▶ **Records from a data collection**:
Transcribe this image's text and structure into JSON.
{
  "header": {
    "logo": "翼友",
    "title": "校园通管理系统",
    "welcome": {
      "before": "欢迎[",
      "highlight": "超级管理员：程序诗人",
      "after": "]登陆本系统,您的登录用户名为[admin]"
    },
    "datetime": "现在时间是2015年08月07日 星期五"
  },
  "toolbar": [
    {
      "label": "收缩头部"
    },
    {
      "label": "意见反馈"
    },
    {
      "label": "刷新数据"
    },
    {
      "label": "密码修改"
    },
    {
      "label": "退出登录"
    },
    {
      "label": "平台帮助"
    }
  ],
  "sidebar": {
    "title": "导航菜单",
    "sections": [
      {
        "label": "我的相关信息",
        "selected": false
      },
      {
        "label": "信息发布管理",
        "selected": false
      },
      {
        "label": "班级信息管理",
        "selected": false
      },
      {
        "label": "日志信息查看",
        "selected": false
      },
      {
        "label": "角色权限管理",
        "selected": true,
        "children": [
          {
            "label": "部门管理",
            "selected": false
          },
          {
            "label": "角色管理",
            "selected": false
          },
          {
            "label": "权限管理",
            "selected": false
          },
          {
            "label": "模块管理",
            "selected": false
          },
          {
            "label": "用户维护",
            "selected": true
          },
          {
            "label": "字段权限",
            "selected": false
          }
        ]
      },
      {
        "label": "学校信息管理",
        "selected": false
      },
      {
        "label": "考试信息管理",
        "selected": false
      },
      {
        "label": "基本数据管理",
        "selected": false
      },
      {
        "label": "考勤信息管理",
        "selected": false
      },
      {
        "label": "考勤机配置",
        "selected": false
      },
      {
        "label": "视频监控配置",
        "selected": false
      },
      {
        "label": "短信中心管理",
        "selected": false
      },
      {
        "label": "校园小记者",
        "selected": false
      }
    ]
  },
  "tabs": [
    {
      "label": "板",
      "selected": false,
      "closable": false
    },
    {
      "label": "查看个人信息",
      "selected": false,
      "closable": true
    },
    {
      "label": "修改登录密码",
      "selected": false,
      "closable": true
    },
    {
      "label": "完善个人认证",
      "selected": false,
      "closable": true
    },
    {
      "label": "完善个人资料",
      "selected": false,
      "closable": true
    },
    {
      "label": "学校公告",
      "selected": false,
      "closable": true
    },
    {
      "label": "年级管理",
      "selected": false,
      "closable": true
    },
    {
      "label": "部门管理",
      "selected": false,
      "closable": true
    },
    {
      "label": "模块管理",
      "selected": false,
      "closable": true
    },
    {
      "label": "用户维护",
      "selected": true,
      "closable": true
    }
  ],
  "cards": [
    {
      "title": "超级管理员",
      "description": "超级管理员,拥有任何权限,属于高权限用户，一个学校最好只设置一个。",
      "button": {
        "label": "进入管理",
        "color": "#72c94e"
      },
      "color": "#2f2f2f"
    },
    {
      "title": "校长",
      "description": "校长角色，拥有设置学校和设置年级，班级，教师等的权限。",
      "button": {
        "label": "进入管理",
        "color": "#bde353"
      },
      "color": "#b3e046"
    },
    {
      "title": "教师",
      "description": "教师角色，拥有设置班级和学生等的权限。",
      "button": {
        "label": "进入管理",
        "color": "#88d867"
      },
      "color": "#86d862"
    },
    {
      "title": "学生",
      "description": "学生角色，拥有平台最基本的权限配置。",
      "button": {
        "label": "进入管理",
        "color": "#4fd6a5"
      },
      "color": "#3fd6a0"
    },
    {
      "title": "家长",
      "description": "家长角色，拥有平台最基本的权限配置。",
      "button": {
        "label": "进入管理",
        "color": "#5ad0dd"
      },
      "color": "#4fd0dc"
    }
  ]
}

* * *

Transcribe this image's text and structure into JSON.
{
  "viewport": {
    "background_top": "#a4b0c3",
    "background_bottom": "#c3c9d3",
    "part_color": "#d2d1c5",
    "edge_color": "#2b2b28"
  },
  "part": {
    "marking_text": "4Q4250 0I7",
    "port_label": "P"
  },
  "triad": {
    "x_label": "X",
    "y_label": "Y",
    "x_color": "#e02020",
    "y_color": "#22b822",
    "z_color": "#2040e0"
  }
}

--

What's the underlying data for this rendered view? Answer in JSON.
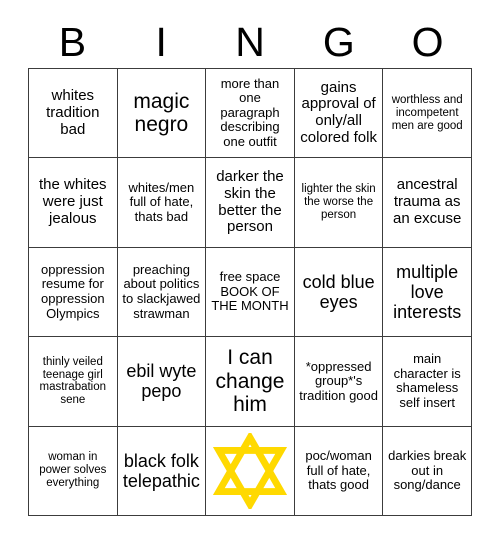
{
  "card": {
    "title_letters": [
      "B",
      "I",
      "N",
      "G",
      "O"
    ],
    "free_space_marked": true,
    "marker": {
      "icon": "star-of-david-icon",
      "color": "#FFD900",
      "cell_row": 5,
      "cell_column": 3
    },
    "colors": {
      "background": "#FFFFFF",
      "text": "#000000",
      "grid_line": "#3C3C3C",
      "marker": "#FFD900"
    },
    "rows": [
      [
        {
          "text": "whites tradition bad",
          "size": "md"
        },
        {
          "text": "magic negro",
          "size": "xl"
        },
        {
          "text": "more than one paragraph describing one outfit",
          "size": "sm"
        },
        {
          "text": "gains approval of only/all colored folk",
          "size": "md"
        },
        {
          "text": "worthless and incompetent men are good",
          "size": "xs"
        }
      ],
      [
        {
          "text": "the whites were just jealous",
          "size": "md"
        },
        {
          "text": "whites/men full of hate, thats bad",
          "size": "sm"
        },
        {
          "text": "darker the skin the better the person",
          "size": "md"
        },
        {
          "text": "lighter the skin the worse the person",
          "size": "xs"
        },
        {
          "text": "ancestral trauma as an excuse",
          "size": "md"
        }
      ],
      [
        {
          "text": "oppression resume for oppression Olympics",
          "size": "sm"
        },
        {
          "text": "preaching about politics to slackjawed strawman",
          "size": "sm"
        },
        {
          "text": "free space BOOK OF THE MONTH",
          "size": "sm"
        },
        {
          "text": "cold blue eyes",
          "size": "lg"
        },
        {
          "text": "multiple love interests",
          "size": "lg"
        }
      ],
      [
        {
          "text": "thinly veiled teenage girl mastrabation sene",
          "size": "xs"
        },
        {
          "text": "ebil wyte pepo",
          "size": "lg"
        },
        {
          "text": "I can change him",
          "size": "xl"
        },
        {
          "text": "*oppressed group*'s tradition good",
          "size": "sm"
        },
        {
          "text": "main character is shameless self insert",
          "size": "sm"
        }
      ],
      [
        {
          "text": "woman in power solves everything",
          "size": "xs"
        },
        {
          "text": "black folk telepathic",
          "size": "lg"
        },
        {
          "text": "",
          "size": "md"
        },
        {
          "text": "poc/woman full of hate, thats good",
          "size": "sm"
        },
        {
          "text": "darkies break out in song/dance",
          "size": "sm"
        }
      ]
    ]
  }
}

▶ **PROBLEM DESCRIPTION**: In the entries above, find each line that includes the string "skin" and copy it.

▶ **RESULT**:
          "text": "darker the skin the better the person",
          "text": "lighter the skin the worse the person",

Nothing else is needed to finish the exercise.